Dee kidnaps Perenelle and steals the Codex, an ancient book containing the secrets of magic, and a prophecy involving twins. But Josh accidentally ends up with the final two pages, and now Dee and his masters and minions are out to reclaim the pages, and enlist or kill the twins. As they race across the West Coast, members of the Elder Race begin lining up on both sides.

Is it any good?

This is a slam-bang, fantasy-adventure, with enough action to keep the most rabid genre fans happy, and enough references to ancient stories to keep the mind working. Harry Potter fans will recognize the name Nicholas Flamel, and may be surprised to learn that J.K. Rowling didn't make him up. Irish author and mythology expert Michael Scott has taken elements from Flamel's legend, woven them together with myths and stories from around the world, and set the whole thing in modern-day California. 

Though the good-vs.-evil and kids-with-secret-powers themes may be well worn by now, nothing about this story -- from its setting and characters to its intricate use of myth to create an alternative history of earth -- is typical. Though an appendix with references for all the characters and places mentioned in the story would have been welcome, this book, the first of a planned series, is plain old-fashioned fun, with an intellectual gloss that will give fans something to look into while waiting for the next in the series.

Talk to your kids about ...

  • Families can talk about the world-wide mythology behind the story and how allusions to Flamel compare to mentions of him in the Harry Potter books.

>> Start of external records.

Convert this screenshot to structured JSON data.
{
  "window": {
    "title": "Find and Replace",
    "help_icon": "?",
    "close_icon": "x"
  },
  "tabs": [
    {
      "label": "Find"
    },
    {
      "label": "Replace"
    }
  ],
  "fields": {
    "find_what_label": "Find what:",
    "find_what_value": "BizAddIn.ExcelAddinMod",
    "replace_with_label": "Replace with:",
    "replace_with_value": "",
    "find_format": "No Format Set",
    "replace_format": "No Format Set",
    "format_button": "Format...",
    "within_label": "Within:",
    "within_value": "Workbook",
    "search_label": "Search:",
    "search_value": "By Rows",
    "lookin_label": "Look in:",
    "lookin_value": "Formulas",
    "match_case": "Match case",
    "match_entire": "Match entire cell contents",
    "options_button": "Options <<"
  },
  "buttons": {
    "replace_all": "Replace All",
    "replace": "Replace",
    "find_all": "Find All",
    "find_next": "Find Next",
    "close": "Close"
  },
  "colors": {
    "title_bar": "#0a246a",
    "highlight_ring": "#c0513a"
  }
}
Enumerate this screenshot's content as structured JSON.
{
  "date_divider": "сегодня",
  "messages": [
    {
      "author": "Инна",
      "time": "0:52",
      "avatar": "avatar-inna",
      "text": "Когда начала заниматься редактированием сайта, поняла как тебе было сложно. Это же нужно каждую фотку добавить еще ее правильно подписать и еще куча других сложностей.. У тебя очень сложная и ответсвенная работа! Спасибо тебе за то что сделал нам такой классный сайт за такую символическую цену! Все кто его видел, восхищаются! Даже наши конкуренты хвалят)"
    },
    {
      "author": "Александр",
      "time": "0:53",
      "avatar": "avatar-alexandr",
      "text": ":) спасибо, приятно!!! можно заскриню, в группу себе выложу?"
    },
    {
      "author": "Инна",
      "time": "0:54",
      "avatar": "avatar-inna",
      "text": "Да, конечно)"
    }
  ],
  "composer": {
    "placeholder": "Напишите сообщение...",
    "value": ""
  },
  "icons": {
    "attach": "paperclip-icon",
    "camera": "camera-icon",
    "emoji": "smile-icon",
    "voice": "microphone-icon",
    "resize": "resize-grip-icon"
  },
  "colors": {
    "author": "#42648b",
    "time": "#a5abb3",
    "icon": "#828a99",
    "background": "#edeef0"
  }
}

Kids might also be interested in reading more about the myths the author uses, and the ways in which he has tried to make sense of the legendary past. If the gods of the ancient world lived today, how might they appear to human beings? What would you do if you were immortal? Are the powers Sophie gains worth the pain?

Book details

Our editors recommend

For kids who love mythology and adventure

Themes & Topics

Browse titles with similar subject matter.

Top advice and articles

Common Sense Media's unbiased ratings are created by expert reviewers and aren't influenced by the product's creators or by any of our funders, affiliates, or partners.

See how we rate

About these links

Common Sense Media, a nonprofit organization, earns a small affiliate fee from Amazon or iTunes when you use our links to make a purchase. Thank you for your support.

Read more

Our ratings are based on child development best practices. We display the minimum age for which content is developmentally appropriate. The star rating reflects overall quality.

Learn how we rate